Education: Second College Degrees to ConsiderJanuary 11, 2017 /
The Academy of Nutrition and Dietetics has developed a career development guide to help registered dietitian nutritionists (RDNs) and registered dietitians (RDs) identify their skill levels and frame the future of their career. According to the Academy’s Nutrition and Dietetics Career Development Guide, RDNs and RDs fall at one of five levels of practice—novice, beginner, competent, proficient, and expert. According to the Academy’s 2013 Compensation and Benefits Survey, increased education and job responsibility relate to increased compensation.
To achieve a level of “proficient” or “expert,” an advanced degree is sometimes required. This article contains some areas of study that can help RDNs and RDs advance their career path and/or employment options.
Nutrition and dietetics

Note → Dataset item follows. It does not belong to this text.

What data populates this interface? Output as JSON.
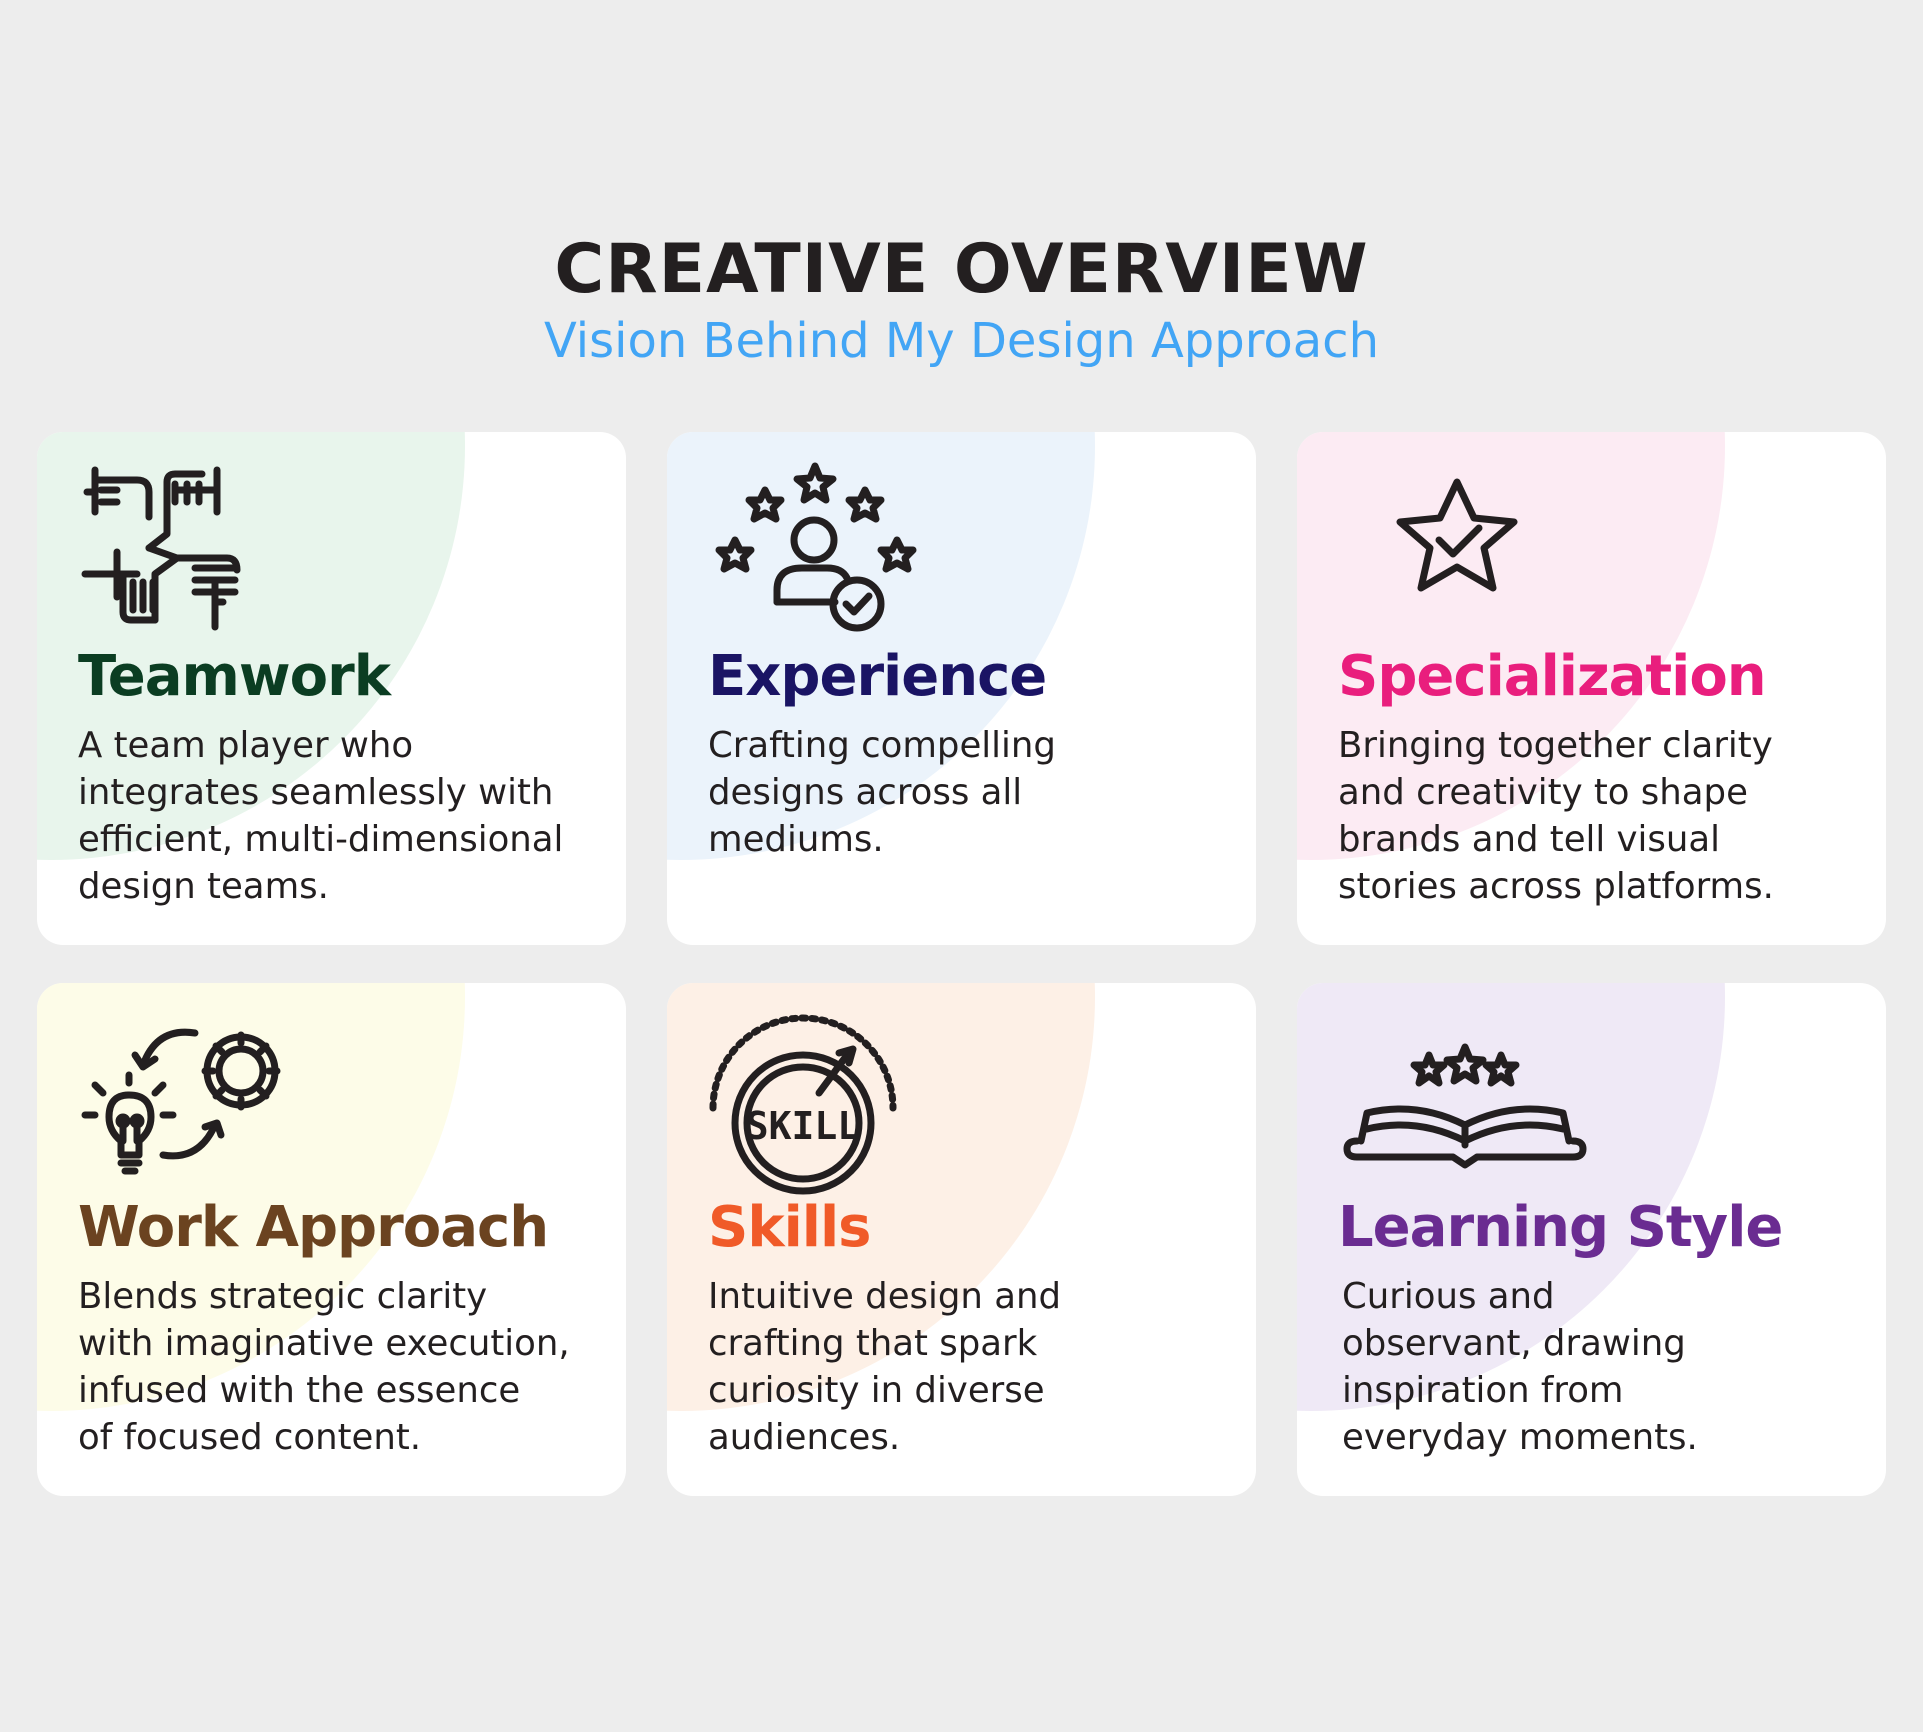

An advanced degree in nutrition (a master’s or doctorate degree) can increase employment opportunities and allow you to specialize in a specific area of nutrition (eg, health promotion, international nutrition, or nutrition research).
Food science and technology
Food science and technology majors learn about chemistry, engineering, biology, and nutrition to preserve, process, package, and distribute foods, as well as the interaction of food constituents with each other and their environment. Industrial food scientists are needed in food quality management, processing, research and development, marketing, and distribution. Governmental agencies and independent testing laboratories often hire food scientists for administrative positions.
Course work commonly includes studying regulatory and quality standards, biology, food bacteriology, sensory evaluation, food packaging science and technology, nutragenomics, food chemistry and analysis, statistics, food engineering, and food processing.
Family and consumer sciences
Students majoring in family and consumer sciences study about child development, family relations, consumer economics, personal finance, fashion design and textiles, housing and interior design, and nutrition. Individuals with degrees in family and consumer sciences most often go into teaching (middle and secondary grades), consumer affairs, cooperative extension programs, or public affairs.
These degree programs focus on learning ways to strengthen home and family life and to prevent problems such as eating disorders, child abuse, debt, inadequate housing, consumer fraud, and obesity. Classroom instruction, laboratory and field experiences, and supervised student teaching at the middle-school and high-school levels are major parts of these programs.
A blend of food science and culinary arts is offered by these new programs. The goal for culinologists is to assist the food industry in creating efficient and economical ways of manufacturing foods that have the same appearance and taste as restaurant-quality foods.
Culinologists work in research and development, public health, quality control, food engineering, food processing, the restaurant industry, packaging or ingredient manufacturing, government agencies, sensory laboratories, pharmaceutical companies, or health care firms.
Typical course work includes biology, nutrition sciences, food service management, chemistry, applied mathematics, cost control, food production, facility layout and design, research, and culinary arts and design.
People with degrees in public health often work for health departments, with jobs varying from food safety inspectors and policy analysts to epidemiologists and many others. Public health professionals also often find work as researchers for university systems, nonprofit organizations, pharmaceutical companies, and health insurance companies.
Many different tracks exist including master of public health, master of health administration, master of health services administration, master of science in public health, doctor of public health, and doctor of philosophy. Course work for a master of public health degree generally consists of administration, epidemiology, environmental health, behavioral health, biostatistics, and research.
Business and/or business communications
A business degree can allow specialty in a number of areas, including economics, marketing, business information systems, or accounting. Individuals with degrees in business communications learn how to communicate with people outside the organization, handling everything from ad campaigns to public-relations crises. Students of business communications go on to become speech writers, desktop publishers, grant writers, and spokespersons for organizations.
References and recommended readings
Career Development Guide. Academy of Nutrition and Dietetics website [with membership]. http://www.eatright.org/Members/content.aspx?id=7665. Accessed October 20, 2014.
Rogers D. Compensation and benefits survey 2013: education and job responsibility key to increased compensation. J Acad Nutr Diet. 2014;114(1):17-33. doi:10.1016/j.jand.2013.11.008.